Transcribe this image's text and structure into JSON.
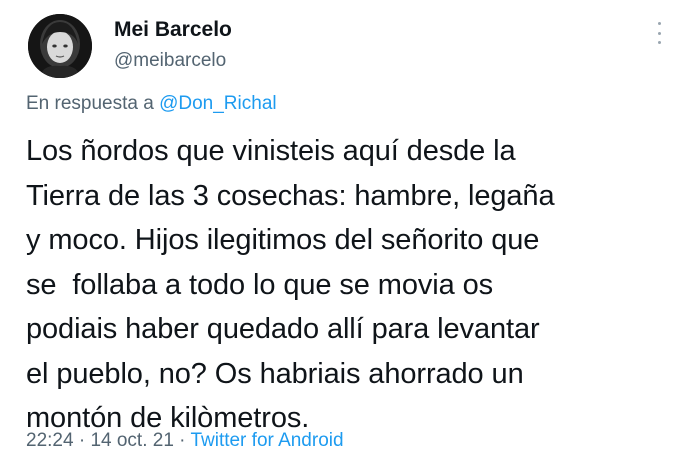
{
  "author": {
    "display_name": "Mei Barcelo",
    "handle": "@meibarcelo",
    "avatar_icon": "profile-photo"
  },
  "reply": {
    "prefix": "En respuesta a",
    "to_handle": "@Don_Richal"
  },
  "tweet": {
    "lines": [
      "Los ñordos que vinisteis aquí desde la",
      "Tierra de las 3 cosechas: hambre, legaña",
      "y moco. Hijos ilegitimos del señorito que",
      "se  follaba a todo lo que se movia os",
      "podiais haber quedado allí para levantar",
      "el pueblo, no? Os habriais ahorrado un",
      "montón de kilòmetros."
    ]
  },
  "meta": {
    "time": "22:24",
    "separator": "·",
    "date": "14 oct. 21",
    "source": "Twitter for Android"
  },
  "menu": {
    "icon": "more-vertical-icon"
  },
  "colors": {
    "text": "#0f1419",
    "secondary": "#536471",
    "link": "#1d9bf0"
  }
}
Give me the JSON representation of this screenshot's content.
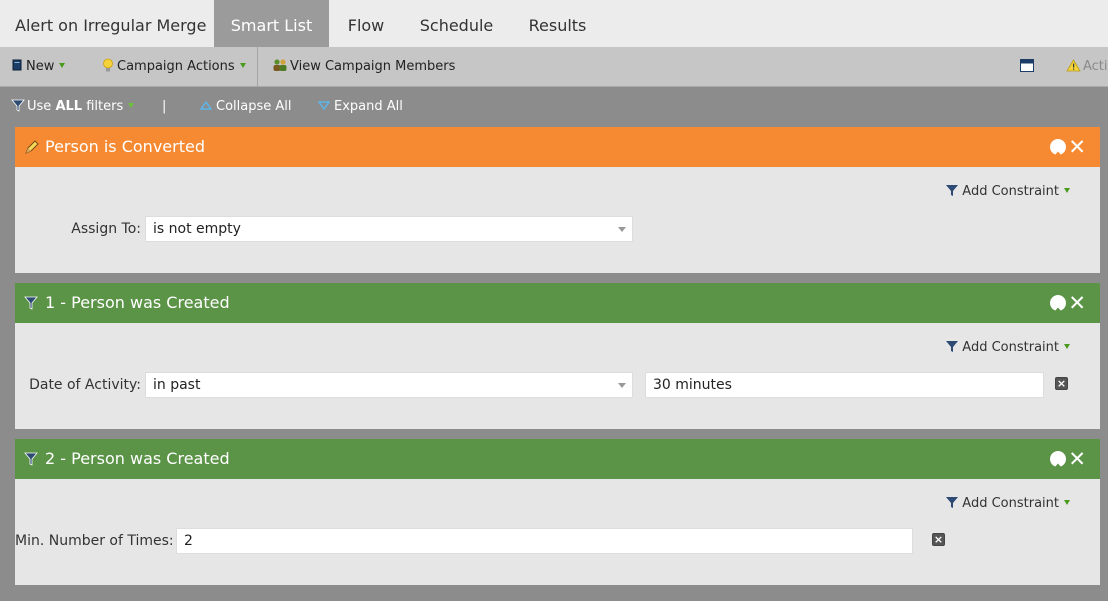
{
  "tabs": [
    "Alert on Irregular Merge",
    "Smart List",
    "Flow",
    "Schedule",
    "Results"
  ],
  "toolbar": {
    "new_label": "New",
    "campaign_actions_label": "Campaign Actions",
    "view_members_label": "View Campaign Members",
    "activate_label": "Acti"
  },
  "filterbar": {
    "use_prefix": "Use",
    "use_all": "ALL",
    "use_suffix": "filters",
    "divider": "|",
    "collapse_label": "Collapse All",
    "expand_label": "Expand All"
  },
  "filters": [
    {
      "title": "Person is Converted",
      "color": "#f58a33",
      "add_constraint": "Add Constraint",
      "label": "Assign To:",
      "operator": "is not empty"
    },
    {
      "title": "1 - Person was Created",
      "color": "#5b9447",
      "add_constraint": "Add Constraint",
      "label": "Date of Activity:",
      "operator": "in past",
      "value": "30 minutes"
    },
    {
      "title": "2 - Person was Created",
      "color": "#5b9447",
      "add_constraint": "Add Constraint",
      "label": "Min. Number of Times:",
      "value": "2"
    }
  ]
}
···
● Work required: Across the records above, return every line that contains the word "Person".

● Result for this task:
      "title": "Person is Converted",
      "title": "1 - Person was Created",
      "title": "2 - Person was Created",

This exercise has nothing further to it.